The departments hit particularly hard in the current round of layoffs included risk management and marketing, as well as back office functions like data engineering, IT and cybersecurity. SVB employees said that the majority of cuts were in middle and upper management, particularly positions at the director, senior director and managing director levels.

Former employees said they believe the layoffs were made in part to cut out redundancy in the organization and to pull back on SVB’s hiring spree during the pandemic.   

During all-hands calls with employees, First Citizens repeatedly said it wanted to keep the “secret sauce” of SVB that made it a brand name in the tech sector. But multiple laid-off employees said they felt they were frozen out of decision-making and communications in the wake of the acquisition. 

“Typically within SVB, we are a very close-knit community, and we get an almost overcommunication of things happening,” said one former senior risk-management employee. “But things went really silent.” 

For example, the senior employee said they were locked out from viewing customer relationship software in the aftermath of the acquisition.

Employees describe a “war room” of sorts that featured top First Citizens leaders huddled with staff, including Phil Cox, SVB’s chief operating officer, who was one of the only C-suite executives to keep their position after the bank’s collapse. 

They also described a culture clash over the past two months as First Citizens took over the assets of Silicon Valley Bank, which had been a primary financial engine for the West Coast-centered startup ecosystem for decades.

Employees cited swift changes to benefit programs, differences in lending strategy and portfolios and political differences between the progressive Bay Area workforce and First Citizens ownership. 

In First Citizens’ earnings call earlier this month, bank executives said they expected to reduce costs through “consolidation of redundant or duplicate back office processes in systems as we do remain focused on supporting the existing frontline of business and their clients.”

In the earnings call, First Citizens executives also touched on the attrition that the company has seen from its ranks and said it expects to spend around $390 million on “personnel-related” expenses, including retention packages. 

“As with any combination of discounts, some level of associate turnover in deposit and client churn is expected,” Holding said on the May earnings call. 

First Citizens recently filed a federal lawsuit against HSBC and a number of former SVB employees claiming the group “engineered a scheme to plunder” top SVB talent and company secrets in a plan called “Project Colony.”

The roughly 40 employees who jumped ship for HSBC are part of a growing number of bankers who have left for rival firms—including JPMorgan Chase, Stifel and Moelis and Company—looking to build their own technology and startup-focused banking practices. 
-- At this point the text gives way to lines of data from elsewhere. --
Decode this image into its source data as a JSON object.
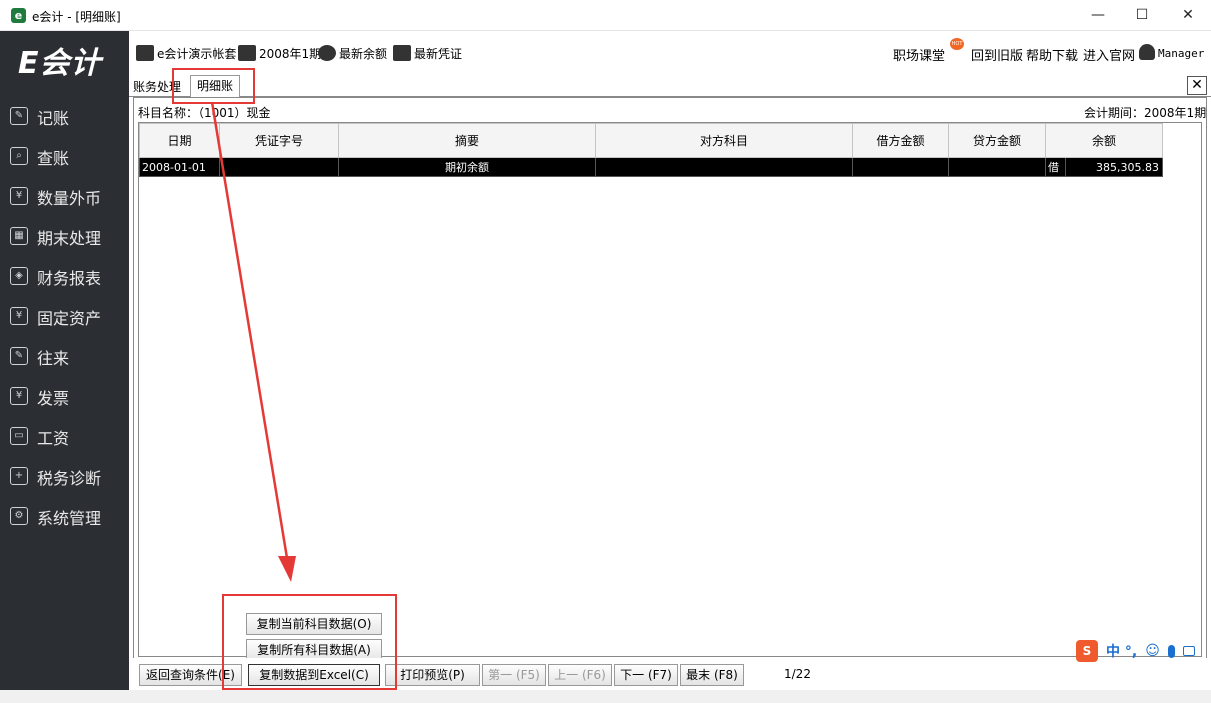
{
  "window": {
    "title": "e会计 - [明细账]",
    "app_icon": "e",
    "minimize": "—",
    "maximize": "☐",
    "close": "✕"
  },
  "sidebar": {
    "logo": "E会计",
    "items": [
      {
        "label": "记账",
        "icon": "edit-icon"
      },
      {
        "label": "查账",
        "icon": "search-doc-icon"
      },
      {
        "label": "数量外币",
        "icon": "yen-circle-icon"
      },
      {
        "label": "期末处理",
        "icon": "calendar-icon"
      },
      {
        "label": "财务报表",
        "icon": "cube-icon"
      },
      {
        "label": "固定资产",
        "icon": "asset-icon"
      },
      {
        "label": "往来",
        "icon": "wallet-edit-icon"
      },
      {
        "label": "发票",
        "icon": "invoice-icon"
      },
      {
        "label": "工资",
        "icon": "wallet-icon"
      },
      {
        "label": "税务诊断",
        "icon": "tax-icon"
      },
      {
        "label": "系统管理",
        "icon": "gear-icon"
      }
    ]
  },
  "toolbar": {
    "company": "e会计演示帐套",
    "period": "2008年1期",
    "latest_balance": "最新余额",
    "latest_voucher": "最新凭证",
    "career": "职场课堂",
    "hot_badge": "HOT",
    "old_version": "回到旧版",
    "help": "帮助下载",
    "website": "进入官网",
    "user": "Manager"
  },
  "tabs": [
    {
      "label": "账务处理"
    },
    {
      "label": "明细账"
    }
  ],
  "ledger": {
    "account_label": "科目名称：",
    "account_value": "（1001）现金",
    "period_label": "会计期间：",
    "period_value": "2008年1期",
    "columns": [
      "日期",
      "凭证字号",
      "摘要",
      "对方科目",
      "借方金额",
      "贷方金额",
      "余额"
    ],
    "rows": [
      {
        "date": "2008-01-01",
        "voucher": "",
        "summary": "期初余额",
        "counter": "",
        "debit": "",
        "credit": "",
        "dir": "借",
        "balance": "385,305.83"
      }
    ]
  },
  "popup_menu": {
    "copy_current": "复制当前科目数据(O)",
    "copy_all": "复制所有科目数据(A)"
  },
  "buttons": {
    "back": "返回查询条件(E)",
    "copy_excel": "复制数据到Excel(C)",
    "print": "打印预览(P)",
    "first": "第一 (F5)",
    "prev": "上一 (F6)",
    "next": "下一 (F7)",
    "last": "最末 (F8)"
  },
  "page_indicator": "1/22",
  "ime": {
    "logo": "S",
    "text": "中 °,"
  },
  "colors": {
    "sidebar": "#2b2f33",
    "annotation": "#e53935"
  }
}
“It was pretty clear to me that [First Citizens Bank] is a very different culture,” said the former SVB director. “The SVB I used to work for, that SVB doesn’t really exist anymore. I was in a kind of place where I was thinking about moving on. So, for me, it’s a sign from the universe.”